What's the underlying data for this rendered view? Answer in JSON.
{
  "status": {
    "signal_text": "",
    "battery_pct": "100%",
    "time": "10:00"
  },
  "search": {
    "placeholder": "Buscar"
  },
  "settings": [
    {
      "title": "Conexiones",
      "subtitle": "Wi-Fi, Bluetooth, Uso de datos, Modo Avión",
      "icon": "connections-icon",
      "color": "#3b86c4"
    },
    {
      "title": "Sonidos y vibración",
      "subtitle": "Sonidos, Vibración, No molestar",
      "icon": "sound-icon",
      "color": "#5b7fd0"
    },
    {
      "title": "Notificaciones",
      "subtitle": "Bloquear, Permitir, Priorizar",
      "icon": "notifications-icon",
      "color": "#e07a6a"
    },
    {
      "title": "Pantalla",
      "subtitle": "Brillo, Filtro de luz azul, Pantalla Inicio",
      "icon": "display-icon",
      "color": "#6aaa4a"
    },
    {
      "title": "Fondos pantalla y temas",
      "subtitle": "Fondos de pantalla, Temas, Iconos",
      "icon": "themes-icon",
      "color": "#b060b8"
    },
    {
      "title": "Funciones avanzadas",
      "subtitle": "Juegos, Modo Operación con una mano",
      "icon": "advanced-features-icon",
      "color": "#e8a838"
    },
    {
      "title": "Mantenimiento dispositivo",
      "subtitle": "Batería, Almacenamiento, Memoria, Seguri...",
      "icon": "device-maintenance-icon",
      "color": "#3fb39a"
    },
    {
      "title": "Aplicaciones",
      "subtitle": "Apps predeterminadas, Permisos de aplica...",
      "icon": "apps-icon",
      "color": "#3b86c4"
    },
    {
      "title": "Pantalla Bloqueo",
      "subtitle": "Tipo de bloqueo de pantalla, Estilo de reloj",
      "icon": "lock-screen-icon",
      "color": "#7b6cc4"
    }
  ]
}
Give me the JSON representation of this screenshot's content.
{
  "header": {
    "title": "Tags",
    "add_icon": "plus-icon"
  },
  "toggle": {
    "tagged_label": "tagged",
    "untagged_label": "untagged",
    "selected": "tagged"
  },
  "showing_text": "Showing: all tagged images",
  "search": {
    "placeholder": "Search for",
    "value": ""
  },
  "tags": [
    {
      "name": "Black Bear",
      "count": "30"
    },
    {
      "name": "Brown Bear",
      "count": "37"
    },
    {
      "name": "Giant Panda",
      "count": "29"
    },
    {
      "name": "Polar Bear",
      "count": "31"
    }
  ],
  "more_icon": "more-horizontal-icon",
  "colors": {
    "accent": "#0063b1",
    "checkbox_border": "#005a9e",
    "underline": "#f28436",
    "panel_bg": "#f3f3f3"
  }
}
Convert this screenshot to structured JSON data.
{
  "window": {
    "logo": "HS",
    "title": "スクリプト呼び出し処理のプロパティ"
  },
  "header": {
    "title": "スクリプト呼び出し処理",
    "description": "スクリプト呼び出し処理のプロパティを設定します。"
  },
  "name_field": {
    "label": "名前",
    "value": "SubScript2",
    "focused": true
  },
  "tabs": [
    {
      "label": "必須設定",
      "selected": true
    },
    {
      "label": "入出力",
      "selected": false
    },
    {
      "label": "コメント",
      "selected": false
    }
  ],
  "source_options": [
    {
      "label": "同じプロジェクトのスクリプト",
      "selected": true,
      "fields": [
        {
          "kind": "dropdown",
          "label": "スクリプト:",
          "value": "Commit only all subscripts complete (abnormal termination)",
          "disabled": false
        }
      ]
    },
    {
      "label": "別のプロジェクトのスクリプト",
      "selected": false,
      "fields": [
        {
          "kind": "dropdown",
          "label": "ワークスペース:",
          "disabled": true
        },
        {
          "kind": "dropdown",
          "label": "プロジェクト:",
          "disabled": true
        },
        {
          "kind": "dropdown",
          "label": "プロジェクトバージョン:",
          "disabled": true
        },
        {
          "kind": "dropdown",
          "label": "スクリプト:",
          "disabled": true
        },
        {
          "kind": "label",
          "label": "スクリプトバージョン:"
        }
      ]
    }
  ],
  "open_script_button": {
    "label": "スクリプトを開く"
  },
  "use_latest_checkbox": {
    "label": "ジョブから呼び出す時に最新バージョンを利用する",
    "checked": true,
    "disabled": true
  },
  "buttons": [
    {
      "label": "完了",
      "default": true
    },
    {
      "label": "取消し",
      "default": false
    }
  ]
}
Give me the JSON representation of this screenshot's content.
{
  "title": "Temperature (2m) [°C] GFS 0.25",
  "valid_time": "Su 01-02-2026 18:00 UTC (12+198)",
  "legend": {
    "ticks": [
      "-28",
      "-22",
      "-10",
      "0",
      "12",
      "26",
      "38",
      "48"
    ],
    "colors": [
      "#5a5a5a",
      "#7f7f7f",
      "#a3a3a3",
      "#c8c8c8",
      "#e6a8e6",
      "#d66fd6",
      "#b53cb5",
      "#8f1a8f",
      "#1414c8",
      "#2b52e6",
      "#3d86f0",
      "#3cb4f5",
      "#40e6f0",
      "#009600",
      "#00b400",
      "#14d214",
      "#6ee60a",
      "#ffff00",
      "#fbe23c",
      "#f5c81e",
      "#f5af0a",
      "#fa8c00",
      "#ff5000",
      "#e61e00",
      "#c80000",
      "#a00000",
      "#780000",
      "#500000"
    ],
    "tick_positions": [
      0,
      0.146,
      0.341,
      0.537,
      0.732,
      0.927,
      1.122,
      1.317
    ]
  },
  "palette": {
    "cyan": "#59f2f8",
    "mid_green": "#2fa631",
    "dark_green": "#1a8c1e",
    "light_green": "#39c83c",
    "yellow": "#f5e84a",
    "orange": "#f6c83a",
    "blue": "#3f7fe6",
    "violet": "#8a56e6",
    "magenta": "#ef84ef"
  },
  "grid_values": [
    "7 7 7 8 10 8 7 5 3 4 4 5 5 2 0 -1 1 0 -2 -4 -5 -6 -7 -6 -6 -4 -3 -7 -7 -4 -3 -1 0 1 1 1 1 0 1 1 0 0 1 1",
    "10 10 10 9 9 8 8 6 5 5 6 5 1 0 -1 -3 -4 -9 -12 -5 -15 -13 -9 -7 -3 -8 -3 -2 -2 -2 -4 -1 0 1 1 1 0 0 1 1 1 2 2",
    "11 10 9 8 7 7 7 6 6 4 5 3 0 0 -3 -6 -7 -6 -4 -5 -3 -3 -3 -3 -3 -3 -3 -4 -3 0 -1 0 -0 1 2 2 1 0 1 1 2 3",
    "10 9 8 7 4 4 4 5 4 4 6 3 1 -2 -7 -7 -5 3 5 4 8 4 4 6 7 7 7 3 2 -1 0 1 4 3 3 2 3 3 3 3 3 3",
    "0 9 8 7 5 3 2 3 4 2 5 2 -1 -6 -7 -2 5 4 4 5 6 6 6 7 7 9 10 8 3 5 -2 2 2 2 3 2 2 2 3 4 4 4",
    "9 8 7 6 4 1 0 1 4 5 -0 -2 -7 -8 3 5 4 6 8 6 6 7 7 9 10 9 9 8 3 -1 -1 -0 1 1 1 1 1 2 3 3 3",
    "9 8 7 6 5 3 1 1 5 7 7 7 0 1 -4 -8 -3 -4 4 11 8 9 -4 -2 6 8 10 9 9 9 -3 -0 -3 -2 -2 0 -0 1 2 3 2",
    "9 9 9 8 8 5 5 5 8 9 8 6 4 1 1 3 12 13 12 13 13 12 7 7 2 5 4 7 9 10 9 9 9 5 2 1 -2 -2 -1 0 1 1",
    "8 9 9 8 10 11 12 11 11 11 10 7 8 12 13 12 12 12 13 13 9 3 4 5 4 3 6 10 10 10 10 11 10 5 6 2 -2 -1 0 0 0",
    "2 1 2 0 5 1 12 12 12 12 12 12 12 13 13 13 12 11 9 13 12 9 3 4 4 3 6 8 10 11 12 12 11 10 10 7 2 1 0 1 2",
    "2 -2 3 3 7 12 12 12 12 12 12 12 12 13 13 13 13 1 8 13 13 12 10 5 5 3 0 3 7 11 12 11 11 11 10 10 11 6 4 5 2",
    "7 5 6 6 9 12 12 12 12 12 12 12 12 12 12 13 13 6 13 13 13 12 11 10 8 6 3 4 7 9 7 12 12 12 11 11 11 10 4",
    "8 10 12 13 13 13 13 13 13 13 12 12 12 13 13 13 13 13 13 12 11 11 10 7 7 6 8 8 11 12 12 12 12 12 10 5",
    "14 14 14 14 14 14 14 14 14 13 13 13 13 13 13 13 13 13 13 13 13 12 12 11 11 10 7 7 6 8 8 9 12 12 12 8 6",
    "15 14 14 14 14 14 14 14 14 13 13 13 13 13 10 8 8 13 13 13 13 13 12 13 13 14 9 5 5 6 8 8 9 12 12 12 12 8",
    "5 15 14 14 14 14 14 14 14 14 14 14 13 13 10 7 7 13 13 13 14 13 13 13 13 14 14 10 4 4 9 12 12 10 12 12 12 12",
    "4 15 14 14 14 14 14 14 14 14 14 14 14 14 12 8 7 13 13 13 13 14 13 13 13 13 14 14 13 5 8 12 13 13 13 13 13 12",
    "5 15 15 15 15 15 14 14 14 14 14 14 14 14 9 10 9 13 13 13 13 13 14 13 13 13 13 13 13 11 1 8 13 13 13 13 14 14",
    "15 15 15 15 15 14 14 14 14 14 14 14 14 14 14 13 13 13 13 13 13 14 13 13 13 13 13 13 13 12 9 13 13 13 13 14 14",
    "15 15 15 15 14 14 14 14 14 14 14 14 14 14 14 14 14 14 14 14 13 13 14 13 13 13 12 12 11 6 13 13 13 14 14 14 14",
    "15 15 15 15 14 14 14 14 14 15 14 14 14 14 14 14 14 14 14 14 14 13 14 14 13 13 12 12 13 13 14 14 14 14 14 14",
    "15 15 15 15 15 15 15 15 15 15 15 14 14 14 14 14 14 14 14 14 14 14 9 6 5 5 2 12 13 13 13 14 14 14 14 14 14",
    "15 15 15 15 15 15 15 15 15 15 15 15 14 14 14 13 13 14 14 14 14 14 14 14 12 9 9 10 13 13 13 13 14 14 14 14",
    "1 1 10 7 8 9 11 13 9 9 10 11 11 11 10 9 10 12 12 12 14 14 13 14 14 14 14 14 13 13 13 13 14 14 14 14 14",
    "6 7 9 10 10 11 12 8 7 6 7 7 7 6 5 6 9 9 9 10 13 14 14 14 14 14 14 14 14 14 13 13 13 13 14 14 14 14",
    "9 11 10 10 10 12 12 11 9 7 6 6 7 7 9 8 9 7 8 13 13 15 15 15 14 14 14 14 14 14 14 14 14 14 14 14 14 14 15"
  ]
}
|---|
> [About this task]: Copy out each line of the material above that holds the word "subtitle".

> [Final answer]:
      "subtitle": "Wi-Fi, Bluetooth, Uso de datos, Modo Avión",
      "subtitle": "Sonidos, Vibración, No molestar",
      "subtitle": "Bloquear, Permitir, Priorizar",
      "subtitle": "Brillo, Filtro de luz azul, Pantalla Inicio",
      "subtitle": "Fondos de pantalla, Temas, Iconos",
      "subtitle": "Juegos, Modo Operación con una mano",
      "subtitle": "Batería, Almacenamiento, Memoria, Seguri...",
      "subtitle": "Apps predeterminadas, Permisos de aplica...",
      "subtitle": "Tipo de bloqueo de pantalla, Estilo de reloj",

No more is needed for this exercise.